Breached international accords
According to the UK lawyers, these actions have breached international accords on the rights and principles of citizens, including lawyers and politicians.
The six-page letter signed by the president of the UK Law Society Joe Egan, the chairman of the Bar Council Andrew Langdon and the chairman of the BHRC Kirsty Brime Low, cites a breach on the International Covenant on Civil and Political Rights, the African Charter on Human and People’s Rights and the United Nations Basic Principles on the Role of Lawyers that Tanzania ratified.
“We respectfully remind you [the president] of the international legal obligations that are binding on Tanzania and that reflect these rights and principles,” the Law Society notes.
“We urge the authorities to fulfil Tanzania’s international obligations, protect lawyers and ensure that they are able to perform their professional activities without intimidation, hindrance, harassment or improper interferences.”
The letter charges Tanzania with breaching Article 6 (1) of the International Covenant on Civil and Political Rights that the country ratified in 1976.
It states that “Every human being has the inherent right to life. This right shall be protected by law. No one shall be arbitrarily deprived of his life.”
The UK legal team also charges Tanzania with breaching Article 9 (1): “Everyone has the right to liberty and security of person. No one shall be subjected to arbitrary arrest or detention. No one shall be deprived of his liberty except on such grounds and in accordance with such procedures as are established by law.”
The article further states that, “Everyone shall have the right to hold opinions without interference.”
The lawyers also quote Article 22 (1) which notes that: “Everyone shall have the right to freedom of association with others, including the right to form and join trade unions for the protection of his interests,”
Section 2, notes that, “Lawyers like other citizens are entitled to freedom of expression, belief, association and assembly.
“In particular, they shall have the right to take part in public discussion of matters concerning the law, the administration of justice and the promotion and protection of human rights, and to join or form local, national or international organisations and attend their meetings without suffering professional restrictions by reason of their lawful action or their membership in a lawful organisation.
Section 24 notes: “Lawyers shall be entitled to form and join self-governing professional associations to represent their interests, promote their continuing education and training and protect their professional integrity.
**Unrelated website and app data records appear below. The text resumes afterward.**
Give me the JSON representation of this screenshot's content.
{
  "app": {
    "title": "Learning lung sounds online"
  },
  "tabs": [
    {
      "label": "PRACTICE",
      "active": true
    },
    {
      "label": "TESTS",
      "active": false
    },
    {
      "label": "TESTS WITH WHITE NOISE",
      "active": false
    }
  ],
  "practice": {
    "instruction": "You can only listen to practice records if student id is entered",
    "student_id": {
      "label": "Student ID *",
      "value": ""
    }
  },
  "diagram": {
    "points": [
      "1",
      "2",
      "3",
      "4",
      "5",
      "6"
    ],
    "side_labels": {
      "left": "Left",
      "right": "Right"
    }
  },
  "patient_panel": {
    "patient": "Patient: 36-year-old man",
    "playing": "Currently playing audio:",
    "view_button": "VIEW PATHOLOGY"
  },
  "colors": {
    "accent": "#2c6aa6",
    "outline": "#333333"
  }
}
The executive body of the professional associations shall be elected by its members and shall exercise its functions without external interference.”
In the letter, the Law Society concludes that: “We await reassurances that the shooting of Mr Lissu will be investigated, the charges against him will be reviewed and that he and his colleagues provided protection if so required.”
However, the Parliamentary Committee for Defence and Security had investigated the issue and is expected to present its findings to parliament in November.
A State House official who spoke to The EastAfrican on condition of anonymity said he was not aware of the letter but that it sounded judgmental and unfortunate.